[Required action] From the entries below, copy each line in which the word "this" occurs.

[Available data Boundary: Start]

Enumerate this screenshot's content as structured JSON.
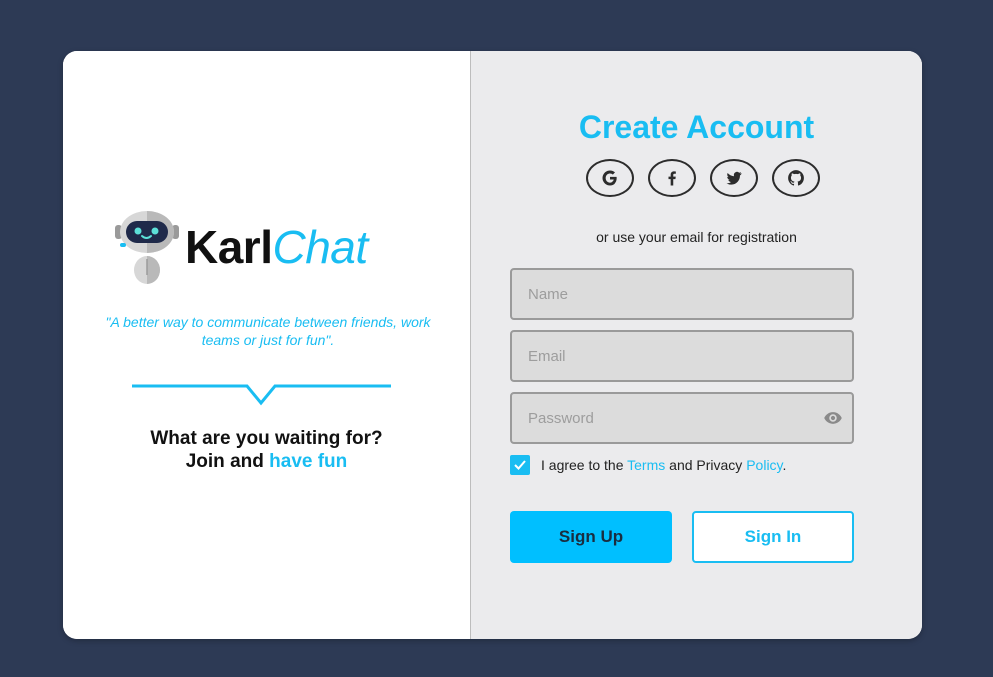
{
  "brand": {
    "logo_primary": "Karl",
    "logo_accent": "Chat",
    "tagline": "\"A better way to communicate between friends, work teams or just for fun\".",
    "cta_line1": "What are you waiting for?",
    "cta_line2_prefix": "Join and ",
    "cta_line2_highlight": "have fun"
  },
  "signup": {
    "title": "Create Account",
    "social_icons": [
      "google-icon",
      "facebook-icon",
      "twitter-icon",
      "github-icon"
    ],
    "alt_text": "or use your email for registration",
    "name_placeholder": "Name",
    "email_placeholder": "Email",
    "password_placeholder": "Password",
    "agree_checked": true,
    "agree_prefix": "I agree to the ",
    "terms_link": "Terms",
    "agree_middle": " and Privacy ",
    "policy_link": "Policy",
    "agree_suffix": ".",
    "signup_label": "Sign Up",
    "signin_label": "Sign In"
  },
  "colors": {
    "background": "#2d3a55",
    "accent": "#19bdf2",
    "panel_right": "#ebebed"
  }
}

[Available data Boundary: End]
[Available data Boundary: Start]

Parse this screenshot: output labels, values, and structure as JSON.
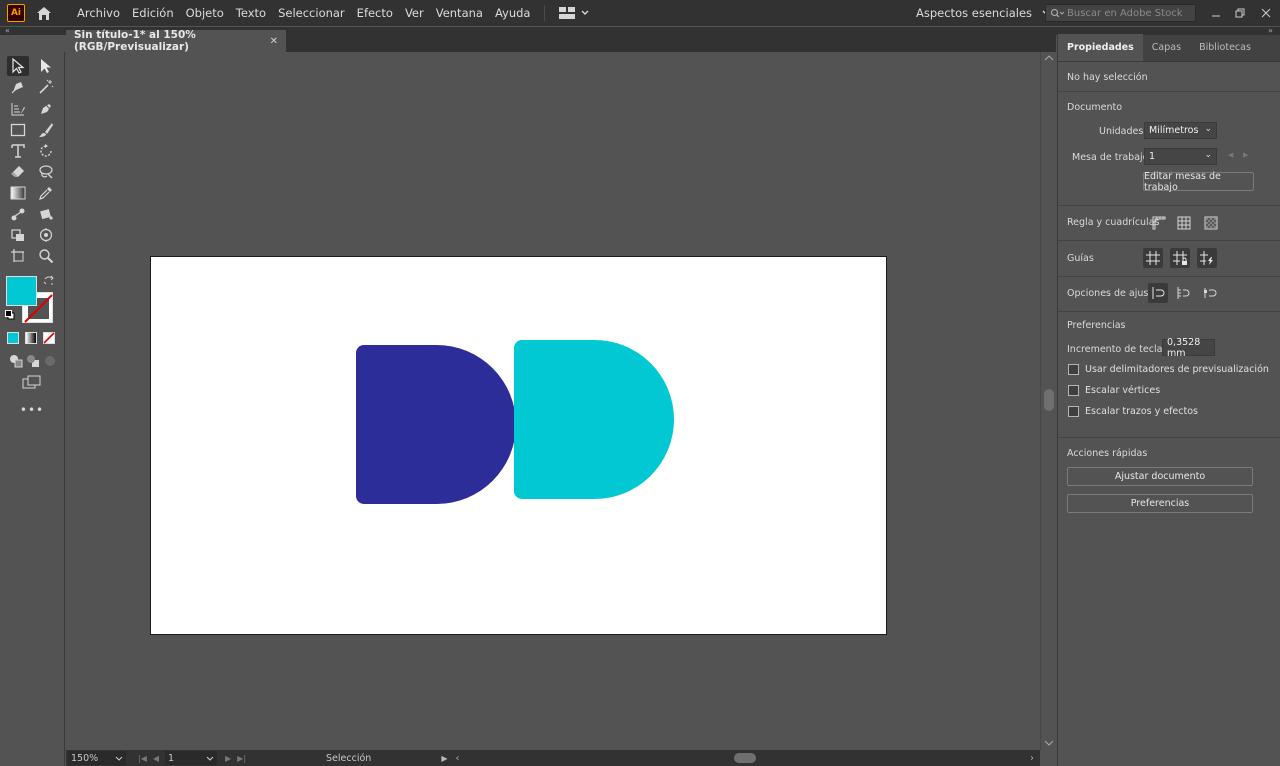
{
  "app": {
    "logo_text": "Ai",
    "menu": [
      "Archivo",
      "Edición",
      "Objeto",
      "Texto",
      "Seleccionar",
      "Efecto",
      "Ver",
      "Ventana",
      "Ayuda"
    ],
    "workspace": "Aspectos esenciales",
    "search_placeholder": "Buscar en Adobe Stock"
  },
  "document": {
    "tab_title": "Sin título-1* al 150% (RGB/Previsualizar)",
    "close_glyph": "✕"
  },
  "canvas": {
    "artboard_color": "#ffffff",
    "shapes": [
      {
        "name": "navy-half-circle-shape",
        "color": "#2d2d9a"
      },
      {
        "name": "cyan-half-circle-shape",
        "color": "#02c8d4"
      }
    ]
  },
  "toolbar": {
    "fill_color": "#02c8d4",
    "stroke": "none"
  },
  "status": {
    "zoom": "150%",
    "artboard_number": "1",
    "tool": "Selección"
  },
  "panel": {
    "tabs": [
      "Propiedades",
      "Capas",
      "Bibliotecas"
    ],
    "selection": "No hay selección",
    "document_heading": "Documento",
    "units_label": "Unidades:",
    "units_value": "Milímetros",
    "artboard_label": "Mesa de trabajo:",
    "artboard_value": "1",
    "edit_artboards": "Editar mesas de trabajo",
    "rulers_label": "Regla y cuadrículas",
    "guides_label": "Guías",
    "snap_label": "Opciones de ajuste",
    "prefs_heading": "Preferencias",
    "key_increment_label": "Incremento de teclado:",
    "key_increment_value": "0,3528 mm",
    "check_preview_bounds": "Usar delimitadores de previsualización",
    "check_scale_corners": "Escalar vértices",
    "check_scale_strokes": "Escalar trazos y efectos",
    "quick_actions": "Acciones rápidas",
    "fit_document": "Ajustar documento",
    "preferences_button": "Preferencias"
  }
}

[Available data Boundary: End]
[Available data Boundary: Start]

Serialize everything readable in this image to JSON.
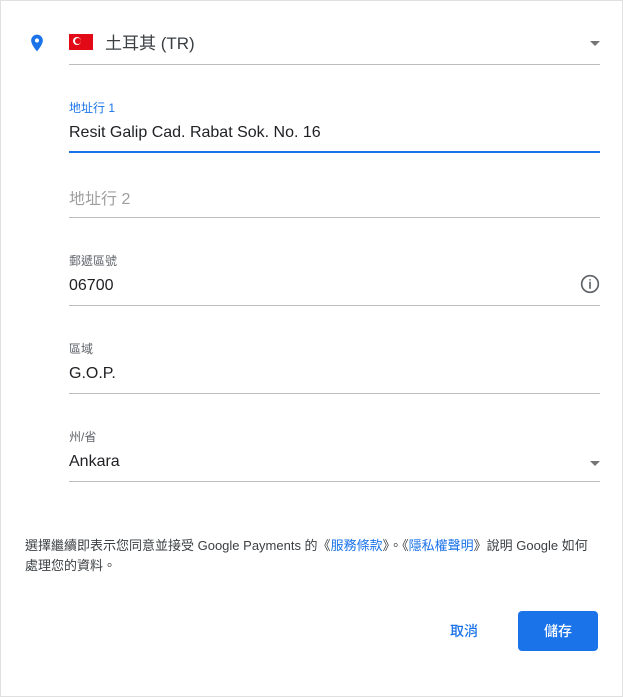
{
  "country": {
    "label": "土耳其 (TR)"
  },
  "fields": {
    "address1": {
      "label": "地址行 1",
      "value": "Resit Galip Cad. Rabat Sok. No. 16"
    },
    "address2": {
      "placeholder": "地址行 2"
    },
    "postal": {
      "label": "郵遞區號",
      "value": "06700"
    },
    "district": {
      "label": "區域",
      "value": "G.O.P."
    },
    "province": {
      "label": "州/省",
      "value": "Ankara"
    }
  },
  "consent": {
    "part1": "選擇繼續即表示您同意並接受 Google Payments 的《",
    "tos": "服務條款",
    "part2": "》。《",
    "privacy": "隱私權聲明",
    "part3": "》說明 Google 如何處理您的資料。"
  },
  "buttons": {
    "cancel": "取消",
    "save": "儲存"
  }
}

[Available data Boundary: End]

[Task output]
Enumerate this screenshot's content as structured JSON.
Parse this screenshot: output labels, values, and structure as JSON.
Serialize everything readable in this image to JSON.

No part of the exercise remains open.